III. Original Understanding
Finally, original understanding asks how a particular law, policy, or action would have been understood by the population at large to apply at the time of enactment. Would the population have understood the first amendment to protect obscenity in 1795? Would American's have seen school segregation as unconstitutional in the immediate aftermath of the 14th amendment (would they have thought that a proto-affirmative action program had to be barred?). In contrast to original meaning then, original understanding looks at the policy in question, rather than the legal principle surrounding it.

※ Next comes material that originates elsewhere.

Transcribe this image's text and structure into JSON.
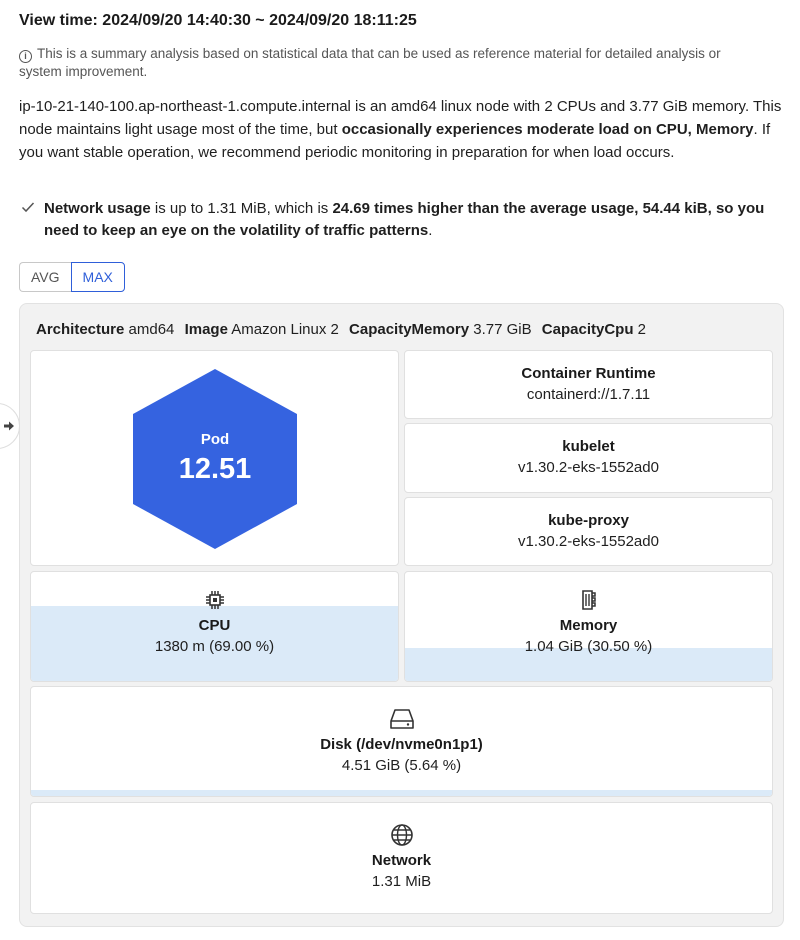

Original understanding probably gets closest to the prime virtue of the originalism movement, which is avoiding "nobody saw this coming" moments. But on the other hand, it can lead to results wildly at odds with the text it purportedly emanates from. The Alien & Sedition Act, for example, passed very soon after the ratification of the 1st Amendment, prohibits conduct that is unquestionably "speech" and well within the confines of the Amendment's protection. Original understanding also runs into problems in that it assumes the populace had a well-defined idea about how the clause would apply in every case -- and many cases are unexpected. I suspect that most cases that arise under most amendments deal with issues that most people didn't have an opinion pro or con on at the time of ratification. And finally, because it tends to look at the policy, rather than the legal text and principles themselves, it seems to stray the furthest from "classic" legal decision-making, which is supposed to abstract itself from the particular policy in question and instead apply generally applicable legal principles to resolve interpretative issues.
I've tried to sketch out the boundaries of the three major originalism schools, as I understand them, and how they differ from each other. Each of them has its own advantages, and, naturally, its own weaknesses, both of which I've laid out (in very abbreviated form). It goes without saying that I believe there are inherent weaknesses within the originalism project as a whole that affect all three schools: from the "there's no original evidence for originalism" gotcha, to the fact that people are fragmentary and don't understand the same texts in the same way (which is why we argue about these things in the first place), to the point that at least some portions of the constitution appear to be written precisely to be temporally variable (e.g., what's "necessary and proper" to carry out legislative functions, Art. I, Sec. 8 at one point in time may not be in another). And, to reiterate the point I made above and in my Madison's Tomb story, very few conservative adherents of originalism would continue to do so if originalism wasn't seen as legitimizing their preferred political ends.